The oscillator banks alone can create many interesting timbres, from fat to piercing to atmospheric to sterile to organic. Though cross-modulation would be nice, I don’t blame Synapse for not including it; cross modulation would have made the synth CPU hungry and Antidote does just fine without it. My one complaint about this section is that the wavetables, though adding breadth to Antidote’s capabilities, are not as varied as they should be. For example, Fat Saw sounds quite similar to the default waveform, Analog Saw.
The filter’s generic modes are transparent and I like them for most sounds. When more character is needed, the diode ladder gives grit and the (gain-compensated) Sallen-Key gives punch. I do find having just one filter a little limiting but this is one hell of a filter to have just one of.
The effects section is much more generously featured than I’d ever expect from a synth. All of the effects are very high quality. Though none have become favorites of mine, the only complaint I have is that the reverb is incapable of decay times less than one second. It’s a quite good long decay reverb but for the relatively subtle ambiance that a synthesizer can best benefit from, the built-in reverb comes up… paradoxically short.
(But fear not of forever being lost without a reverb. I brought this up on the Synapse forum and Richard acknowledged this as a deficit and indicated that he was considering including more algorithms in an update. Also, there are, you know… standalone reverbs.)
Ease of Use
Antidote was designed to be accessible to synthesizer noobs and is successful in making the main functions of a subtractive synthesizer relatively easy to use. However, for some more advanced bits of programming, you have to work harder than you would on certain other synths. Occasionally, you’ll have to trick Antidote into doing what you want. For instance, if the filter is fully tracking the keyboard and you need the cutoff sweep to start below the fundamental (I’m thinking of the Blade Runner Lead), you have to sacrifice a mod matrix row, negatively applying a constant to the filter.
There are other little things that bother me, as well. The envelope stage times are bottom weighted and the filter cutoff tool tip shows values from zero to one hundred percent, which don’t find useful (also, a disappointing resolution). Worse, key controls (pitch bend range and velocity trims) were placed on the back panel, as a space saving measure.
Antidote brings a new and distinct voice to the Reason rack but lacks Thor’s depth and Subtractor’s balance of simplicity and versatility (granted, I’m more fond of Subtractor than most). If you are looking to add variety to your rack without leaving the virtual analog/subtractive realm – especially if you think Reason’s native synths aren’t as beefy sounding as they could be – Antidote is the first RE I would think to recommend.
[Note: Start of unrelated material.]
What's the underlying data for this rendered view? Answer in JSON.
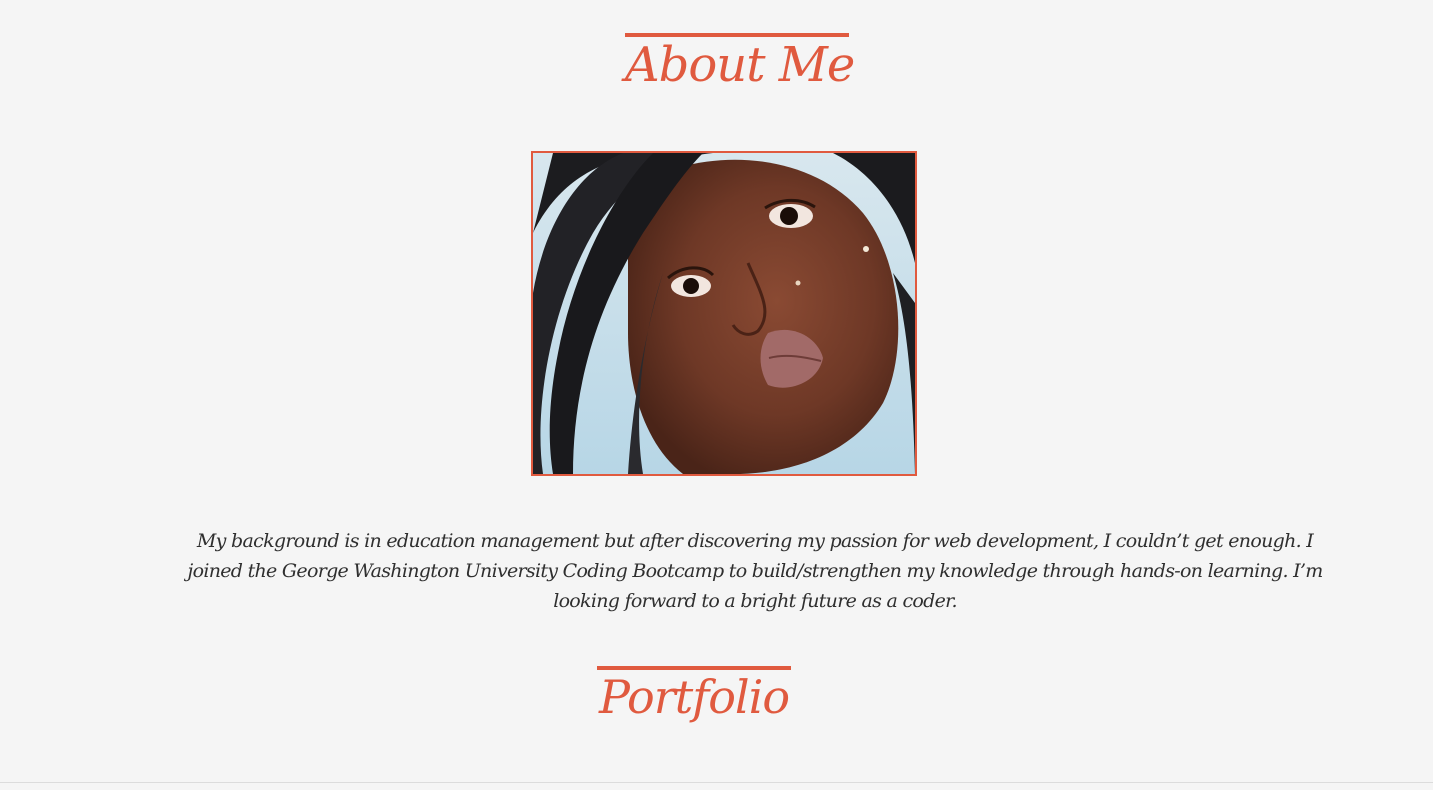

However, the limitations of pre-patched synths must be kept in mind, especially for those of us who have been spoilt by Thor. If you never touch Thor’s mod matrix, this is not an issue, but for some, the decision of whether Antidote’s glorious oscillator banks and multi-mode filter are worth the trouble could be difficult.
Preset users should just go ahead and buy it. The patches that come with the synth are very nice and there are a good number of free and commercial refills available.
The patches below highlight a few observations I’ve made.
Blade Runner Lead: Tricking Antidote into behavior normal for other synths.
Analog Style Trumpet: Antidote sounds fat, even set to a solo brass sound.
Synth Marimba: The oscillators’ modifiers and subtractive synthesis, hand in hand.
For reference, I would give Thor 4.9 stars and Subtractor, 4.8.